“I ended up meeting an amazing woman leader in banking after a couple of years,” she said. “Even though I really enjoyed myself and was getting a lot out of it … I left the start-up and went to join her at the bank, where I learned a ton about leadership. I was working specifically in HR [human resources] and leadership development.”
After going to law school and a brief stint working as a lawyer, Kovitz became the chief executive officer of the nonprofit Peerscale, a peer-to-peer group for tech CEOs.
“Peerscale is when I started #movethedial, which very much started as a passion project while I was in my other role,” said Kovitz. “But, it soon became so large that it called me to create it in a formal sense and to move into it full-time.”
Since then, #movethedial has become a global movement and a social enterprise, working to advance the participation and leadership of women in technology.
“While there’s work we need to do over the long term,” Kovitz told the Independent, “we need to ask what we can do now to better engage, include and advance either women in the ecosystem in the moment, as well as those that are just graduating, even just considering going into STEM [science, technology, engineering and math]…. It’s a multifaceted approach.”
The kick off of #movethedial in 2017 was to be a cosy 30-person event posted on social media – 1,000 people came.
Kovitz asked attendees who wanted to help. Fifty people responded, she said, “and we did a whole bunch of initial pilots and experiments. After a year, there was just so much passion and excitement that I was very fortunate to be approached by someone I’ve been friends with for a long time, who cared deeply about this mission and offered to back me … so I could start and create the vision I had … and that I wouldn’t be as afraid to take the risk as a 40-year-old single mother starting something as a full-time job. He was there, supporting me, and partnered with me in many ways, in terms of his advice and experience in building a very large-scale, global, billion-dollar business, as well as tactically helping me through things and scaling the organization.”
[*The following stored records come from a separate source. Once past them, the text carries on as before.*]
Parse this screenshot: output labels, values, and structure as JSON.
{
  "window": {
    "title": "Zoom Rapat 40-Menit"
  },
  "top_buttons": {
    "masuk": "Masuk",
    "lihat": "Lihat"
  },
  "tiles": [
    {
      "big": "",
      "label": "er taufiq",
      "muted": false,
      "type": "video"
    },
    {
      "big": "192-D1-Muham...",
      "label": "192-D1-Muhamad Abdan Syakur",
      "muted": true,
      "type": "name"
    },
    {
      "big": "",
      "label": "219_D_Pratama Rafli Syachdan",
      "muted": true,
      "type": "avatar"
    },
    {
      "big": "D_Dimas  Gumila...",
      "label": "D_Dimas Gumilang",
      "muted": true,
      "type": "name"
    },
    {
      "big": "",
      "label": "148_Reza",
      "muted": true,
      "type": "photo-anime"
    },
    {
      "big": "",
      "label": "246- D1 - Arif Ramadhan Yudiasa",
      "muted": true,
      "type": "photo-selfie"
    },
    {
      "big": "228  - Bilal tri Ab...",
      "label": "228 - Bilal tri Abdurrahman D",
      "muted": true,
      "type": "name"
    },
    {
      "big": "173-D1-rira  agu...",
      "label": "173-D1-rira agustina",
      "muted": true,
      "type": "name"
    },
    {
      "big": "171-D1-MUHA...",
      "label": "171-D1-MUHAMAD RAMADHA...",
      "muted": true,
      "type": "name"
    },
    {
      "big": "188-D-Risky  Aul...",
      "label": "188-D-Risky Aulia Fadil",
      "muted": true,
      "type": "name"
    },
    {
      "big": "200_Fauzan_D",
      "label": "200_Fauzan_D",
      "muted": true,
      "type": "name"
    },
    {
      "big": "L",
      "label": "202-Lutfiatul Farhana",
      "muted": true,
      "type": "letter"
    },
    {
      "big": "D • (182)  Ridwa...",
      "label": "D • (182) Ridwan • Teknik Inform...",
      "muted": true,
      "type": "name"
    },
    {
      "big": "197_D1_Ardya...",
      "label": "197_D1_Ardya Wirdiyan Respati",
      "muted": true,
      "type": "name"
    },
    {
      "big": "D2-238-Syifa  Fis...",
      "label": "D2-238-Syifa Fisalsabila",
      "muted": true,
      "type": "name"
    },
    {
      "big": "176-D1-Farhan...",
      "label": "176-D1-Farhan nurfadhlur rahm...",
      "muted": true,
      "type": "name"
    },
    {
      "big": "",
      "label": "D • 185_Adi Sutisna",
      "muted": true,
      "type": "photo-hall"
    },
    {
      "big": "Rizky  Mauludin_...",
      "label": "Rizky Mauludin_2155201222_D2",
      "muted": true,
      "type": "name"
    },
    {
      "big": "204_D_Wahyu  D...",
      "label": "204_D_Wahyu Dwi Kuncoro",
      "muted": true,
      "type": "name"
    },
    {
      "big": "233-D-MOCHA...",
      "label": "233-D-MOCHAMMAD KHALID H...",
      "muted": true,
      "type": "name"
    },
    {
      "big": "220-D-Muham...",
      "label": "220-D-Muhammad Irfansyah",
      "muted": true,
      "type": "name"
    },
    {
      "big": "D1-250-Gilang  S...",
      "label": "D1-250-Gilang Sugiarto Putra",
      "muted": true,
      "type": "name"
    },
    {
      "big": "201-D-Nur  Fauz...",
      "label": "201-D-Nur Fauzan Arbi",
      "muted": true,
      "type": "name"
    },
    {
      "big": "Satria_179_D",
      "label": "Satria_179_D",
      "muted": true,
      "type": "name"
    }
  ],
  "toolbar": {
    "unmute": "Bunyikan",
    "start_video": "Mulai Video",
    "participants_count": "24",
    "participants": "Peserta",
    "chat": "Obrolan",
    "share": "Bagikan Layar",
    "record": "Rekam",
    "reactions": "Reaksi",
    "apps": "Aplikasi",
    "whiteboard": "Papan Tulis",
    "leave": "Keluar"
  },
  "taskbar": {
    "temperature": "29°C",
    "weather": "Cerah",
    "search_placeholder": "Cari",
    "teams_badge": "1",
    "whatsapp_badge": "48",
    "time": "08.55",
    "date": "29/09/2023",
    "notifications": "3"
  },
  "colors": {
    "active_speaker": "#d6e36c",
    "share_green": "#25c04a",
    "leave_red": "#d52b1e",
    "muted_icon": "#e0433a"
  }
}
The organization #movethedial works with tech companies to attract and recruit women – all people who identify as women, just not people born as women – as well as advance, engage and retain women in their companies. It also works with community groups on a platform called #movethedial stories, showcasing the experiences of women technology leaders around the world.
“We’ve touched thousands of people that way,” said Kovitz. “We have an annual global summit. Last year, we had 2,802 people at our summit in Toronto, where we’d brought speakers in from around the world, and we connected our audience to one another in a really profound, magical way…. We’re creating what the future of #movethedial can look like, thinking through youth and how we can really impact … the ecosystem … and create a different future.
“What really drives me is that we can’t actually build technology solutions for everyone in the population [without including everyone in the population]. And, by the way, everything is tech, right? Banks, taxis, food … everything is tech. We can’t design solutions relevant to the masses if we don’t have representation from our population at our design leadership and governance tables. We just can’t build solutions that work for all the people.
“The urgency for me is around AI (artificial intelligence). It’s really starting to dominate how we use technology. Everything is going to, if it doesn’t already have an algorithm … and AI is taught. If all humans that teach and create AI are men, these machines will develop different patterns of behaviour and algorithms. My fear, and there’s a lot of research to back this up, is that we will build our human biases right into the solutions and algorithms, and we will never be able to undo it. For me, the urgency to create teams that reflect the population is to ensure that we don’t put our bias in forever.”
For more information, visit movethedial.com.
Rebeca Kuropatwa is a Winnipeg freelance writer.